[RECORDS FOR THE EXERCISE]
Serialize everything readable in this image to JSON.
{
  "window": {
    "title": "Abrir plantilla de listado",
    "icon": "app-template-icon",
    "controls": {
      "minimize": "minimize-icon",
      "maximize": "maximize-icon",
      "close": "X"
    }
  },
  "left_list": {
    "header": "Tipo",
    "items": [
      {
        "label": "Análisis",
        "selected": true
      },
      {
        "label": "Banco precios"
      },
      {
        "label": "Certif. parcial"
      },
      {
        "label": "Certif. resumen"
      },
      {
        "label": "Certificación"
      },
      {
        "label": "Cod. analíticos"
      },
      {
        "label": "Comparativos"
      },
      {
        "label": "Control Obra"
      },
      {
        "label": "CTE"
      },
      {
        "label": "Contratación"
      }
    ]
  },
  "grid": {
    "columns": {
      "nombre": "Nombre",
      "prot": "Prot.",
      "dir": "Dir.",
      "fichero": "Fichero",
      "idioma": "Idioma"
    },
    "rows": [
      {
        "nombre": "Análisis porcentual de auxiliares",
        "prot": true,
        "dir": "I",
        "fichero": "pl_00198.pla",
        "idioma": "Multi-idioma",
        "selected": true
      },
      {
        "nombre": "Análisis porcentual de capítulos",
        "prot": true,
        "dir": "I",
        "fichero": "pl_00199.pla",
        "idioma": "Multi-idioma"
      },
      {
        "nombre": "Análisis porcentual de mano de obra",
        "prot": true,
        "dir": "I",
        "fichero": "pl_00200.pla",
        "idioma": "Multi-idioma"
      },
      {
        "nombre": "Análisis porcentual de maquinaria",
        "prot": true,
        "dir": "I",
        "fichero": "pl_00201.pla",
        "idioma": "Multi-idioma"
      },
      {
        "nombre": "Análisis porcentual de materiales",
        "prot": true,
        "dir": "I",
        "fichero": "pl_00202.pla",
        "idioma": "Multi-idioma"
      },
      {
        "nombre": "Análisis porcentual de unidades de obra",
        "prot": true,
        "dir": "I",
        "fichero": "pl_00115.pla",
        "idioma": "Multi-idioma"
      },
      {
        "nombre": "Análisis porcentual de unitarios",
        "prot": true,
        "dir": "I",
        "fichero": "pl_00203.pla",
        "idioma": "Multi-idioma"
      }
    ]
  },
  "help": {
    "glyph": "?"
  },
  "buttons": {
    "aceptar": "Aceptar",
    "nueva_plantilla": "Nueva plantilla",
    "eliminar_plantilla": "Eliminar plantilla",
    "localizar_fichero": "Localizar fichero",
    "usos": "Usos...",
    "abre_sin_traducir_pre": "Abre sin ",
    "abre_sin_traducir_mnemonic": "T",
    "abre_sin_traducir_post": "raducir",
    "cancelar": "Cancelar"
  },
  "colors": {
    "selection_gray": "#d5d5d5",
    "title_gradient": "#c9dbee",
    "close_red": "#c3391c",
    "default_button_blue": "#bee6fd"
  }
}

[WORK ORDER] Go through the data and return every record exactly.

[RESULT BELOW]
Serialize everything readable in this image to JSON.
{
  "window": {
    "title": "Abrir plantilla de listado",
    "icon": "app-template-icon",
    "controls": {
      "minimize": "minimize-icon",
      "maximize": "maximize-icon",
      "close": "X"
    }
  },
  "left_list": {
    "header": "Tipo",
    "items": [
      {
        "label": "Análisis",
        "selected": true
      },
      {
        "label": "Banco precios"
      },
      {
        "label": "Certif. parcial"
      },
      {
        "label": "Certif. resumen"
      },
      {
        "label": "Certificación"
      },
      {
        "label": "Cod. analíticos"
      },
      {
        "label": "Comparativos"
      },
      {
        "label": "Control Obra"
      },
      {
        "label": "CTE"
      },
      {
        "label": "Contratación"
      }
    ]
  },
  "grid": {
    "columns": {
      "nombre": "Nombre",
      "prot": "Prot.",
      "dir": "Dir.",
      "fichero": "Fichero",
      "idioma": "Idioma"
    },
    "rows": [
      {
        "nombre": "Análisis porcentual de auxiliares",
        "prot": true,
        "dir": "I",
        "fichero": "pl_00198.pla",
        "idioma": "Multi-idioma",
        "selected": true
      },
      {
        "nombre": "Análisis porcentual de capítulos",
        "prot": true,
        "dir": "I",
        "fichero": "pl_00199.pla",
        "idioma": "Multi-idioma"
      },
      {
        "nombre": "Análisis porcentual de mano de obra",
        "prot": true,
        "dir": "I",
        "fichero": "pl_00200.pla",
        "idioma": "Multi-idioma"
      },
      {
        "nombre": "Análisis porcentual de maquinaria",
        "prot": true,
        "dir": "I",
        "fichero": "pl_00201.pla",
        "idioma": "Multi-idioma"
      },
      {
        "nombre": "Análisis porcentual de materiales",
        "prot": true,
        "dir": "I",
        "fichero": "pl_00202.pla",
        "idioma": "Multi-idioma"
      },
      {
        "nombre": "Análisis porcentual de unidades de obra",
        "prot": true,
        "dir": "I",
        "fichero": "pl_00115.pla",
        "idioma": "Multi-idioma"
      },
      {
        "nombre": "Análisis porcentual de unitarios",
        "prot": true,
        "dir": "I",
        "fichero": "pl_00203.pla",
        "idioma": "Multi-idioma"
      }
    ]
  },
  "help": {
    "glyph": "?"
  },
  "buttons": {
    "aceptar": "Aceptar",
    "nueva_plantilla": "Nueva plantilla",
    "eliminar_plantilla": "Eliminar plantilla",
    "localizar_fichero": "Localizar fichero",
    "usos": "Usos...",
    "abre_sin_traducir_pre": "Abre sin ",
    "abre_sin_traducir_mnemonic": "T",
    "abre_sin_traducir_post": "raducir",
    "cancelar": "Cancelar"
  },
  "colors": {
    "selection_gray": "#d5d5d5",
    "title_gradient": "#c9dbee",
    "close_red": "#c3391c",
    "default_button_blue": "#bee6fd"
  }
}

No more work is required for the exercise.